* Instructions to follow:
Retype all of the entries precisely.

Start of Given records

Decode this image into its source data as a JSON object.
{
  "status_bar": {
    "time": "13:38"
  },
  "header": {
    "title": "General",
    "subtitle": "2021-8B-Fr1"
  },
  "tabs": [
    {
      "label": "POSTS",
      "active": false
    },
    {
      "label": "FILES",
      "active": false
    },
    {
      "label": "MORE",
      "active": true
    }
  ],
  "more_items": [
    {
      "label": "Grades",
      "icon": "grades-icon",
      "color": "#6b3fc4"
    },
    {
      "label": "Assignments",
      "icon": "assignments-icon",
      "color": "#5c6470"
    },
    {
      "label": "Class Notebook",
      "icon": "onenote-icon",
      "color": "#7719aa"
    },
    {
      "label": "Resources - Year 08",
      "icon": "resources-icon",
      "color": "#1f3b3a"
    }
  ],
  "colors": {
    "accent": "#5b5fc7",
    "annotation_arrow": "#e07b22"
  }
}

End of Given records

* Task output:
Decode this image into its source data as a JSON object.
{
  "status_bar": {
    "time": "13:38"
  },
  "header": {
    "title": "General",
    "subtitle": "2021-8B-Fr1"
  },
  "tabs": [
    {
      "label": "POSTS",
      "active": false
    },
    {
      "label": "FILES",
      "active": false
    },
    {
      "label": "MORE",
      "active": true
    }
  ],
  "more_items": [
    {
      "label": "Grades",
      "icon": "grades-icon",
      "color": "#6b3fc4"
    },
    {
      "label": "Assignments",
      "icon": "assignments-icon",
      "color": "#5c6470"
    },
    {
      "label": "Class Notebook",
      "icon": "onenote-icon",
      "color": "#7719aa"
    },
    {
      "label": "Resources - Year 08",
      "icon": "resources-icon",
      "color": "#1f3b3a"
    }
  ],
  "colors": {
    "accent": "#5b5fc7",
    "annotation_arrow": "#e07b22"
  }
}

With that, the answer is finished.